Thailand’s military government on Tuesday set August 7 as the date for a referendum on a controversial Constitution it has drafted since seizing power in a coup two years ago.
Thailand’s military government on Tuesday set August 7 as the date for a referendum on a controversial Constitution it has drafted since seizing power in a coup two years ago. The referendum will be the country’s first return to the ballot box since junta chief Prayut Chan-O-Cha toppled an elected government and suspended democracy in May 2014.
“The Cabinet has approved the referendum bill proposed by the election committee,” junta spokesperson Major General Sansern Kaewkumnerd told reporters after announcing the August 7 date.
Constitution rewrites have done little to end the kingdom’s seemingly endless cycle of coups and political turbulence — this is the twentieth charter since absolute monarchy was abolished in 1932.
Mr Prayut insists this version will help him deliver on his vow to rid the country of corruption and bring stability once and for all.

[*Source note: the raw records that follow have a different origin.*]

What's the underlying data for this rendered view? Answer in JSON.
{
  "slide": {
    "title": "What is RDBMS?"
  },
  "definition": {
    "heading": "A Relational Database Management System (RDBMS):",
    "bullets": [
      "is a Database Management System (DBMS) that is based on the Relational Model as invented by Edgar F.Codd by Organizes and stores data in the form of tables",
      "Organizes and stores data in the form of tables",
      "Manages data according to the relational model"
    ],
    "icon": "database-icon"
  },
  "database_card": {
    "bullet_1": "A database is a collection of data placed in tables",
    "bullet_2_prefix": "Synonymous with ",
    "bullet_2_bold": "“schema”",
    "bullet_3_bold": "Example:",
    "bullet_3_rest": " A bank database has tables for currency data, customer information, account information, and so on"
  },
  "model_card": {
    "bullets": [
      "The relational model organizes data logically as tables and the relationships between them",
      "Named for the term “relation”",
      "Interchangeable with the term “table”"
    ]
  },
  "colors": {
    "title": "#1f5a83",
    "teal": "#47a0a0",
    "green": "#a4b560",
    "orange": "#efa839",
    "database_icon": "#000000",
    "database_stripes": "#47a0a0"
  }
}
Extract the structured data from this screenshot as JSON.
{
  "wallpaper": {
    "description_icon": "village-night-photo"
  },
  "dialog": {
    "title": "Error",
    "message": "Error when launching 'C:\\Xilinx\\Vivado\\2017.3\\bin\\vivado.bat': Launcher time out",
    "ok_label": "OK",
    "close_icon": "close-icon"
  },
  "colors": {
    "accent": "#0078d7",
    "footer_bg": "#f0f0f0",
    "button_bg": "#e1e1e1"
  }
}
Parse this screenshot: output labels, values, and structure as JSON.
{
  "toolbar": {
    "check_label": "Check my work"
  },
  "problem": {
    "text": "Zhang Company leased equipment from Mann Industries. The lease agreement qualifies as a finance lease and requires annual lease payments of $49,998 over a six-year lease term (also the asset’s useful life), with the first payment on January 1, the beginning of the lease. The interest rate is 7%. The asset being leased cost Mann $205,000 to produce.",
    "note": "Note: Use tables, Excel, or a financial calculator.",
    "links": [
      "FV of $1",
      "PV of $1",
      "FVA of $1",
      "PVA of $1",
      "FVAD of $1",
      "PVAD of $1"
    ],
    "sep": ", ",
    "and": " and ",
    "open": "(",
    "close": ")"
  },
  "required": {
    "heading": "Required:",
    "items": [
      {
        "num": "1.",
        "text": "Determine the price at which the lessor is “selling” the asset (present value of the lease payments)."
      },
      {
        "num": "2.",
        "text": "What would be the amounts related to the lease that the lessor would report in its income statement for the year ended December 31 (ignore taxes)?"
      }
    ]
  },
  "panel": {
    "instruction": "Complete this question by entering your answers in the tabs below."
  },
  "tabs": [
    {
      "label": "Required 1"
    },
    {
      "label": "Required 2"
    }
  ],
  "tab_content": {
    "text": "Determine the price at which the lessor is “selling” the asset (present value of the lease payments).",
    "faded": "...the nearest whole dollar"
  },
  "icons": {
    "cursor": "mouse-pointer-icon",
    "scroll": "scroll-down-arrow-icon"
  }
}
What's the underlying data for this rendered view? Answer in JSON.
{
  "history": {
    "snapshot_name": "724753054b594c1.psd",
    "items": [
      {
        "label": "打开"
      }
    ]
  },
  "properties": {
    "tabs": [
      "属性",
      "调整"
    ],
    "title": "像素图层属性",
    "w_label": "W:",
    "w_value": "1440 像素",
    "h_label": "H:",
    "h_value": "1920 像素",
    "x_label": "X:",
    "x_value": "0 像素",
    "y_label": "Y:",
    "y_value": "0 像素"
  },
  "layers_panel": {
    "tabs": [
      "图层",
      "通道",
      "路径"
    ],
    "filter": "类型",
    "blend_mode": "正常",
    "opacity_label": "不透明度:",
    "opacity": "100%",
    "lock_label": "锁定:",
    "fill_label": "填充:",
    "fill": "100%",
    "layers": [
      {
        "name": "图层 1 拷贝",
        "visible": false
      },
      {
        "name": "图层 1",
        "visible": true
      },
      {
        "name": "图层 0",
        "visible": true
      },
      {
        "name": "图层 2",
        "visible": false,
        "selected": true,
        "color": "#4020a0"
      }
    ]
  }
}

But civilian politicians on both sides of Thailand’s divide have already shot down drafts of the charter as undemocratic, a rare show of unity. In the past week two high-profile rival ex-Premiers, Thaksin Shinawatra and Abhisit Vejjajiva, have slammed the Constitution, saying it is unlikely to resolve bitter political disputes.
The past decade since Thaksin was toppled by a coup has been marked by a series of mass street protests and changes of government, as rural-based supporters of Mr Thaksin struggle to wrest power from a Bangkok-centric network of business and military elite.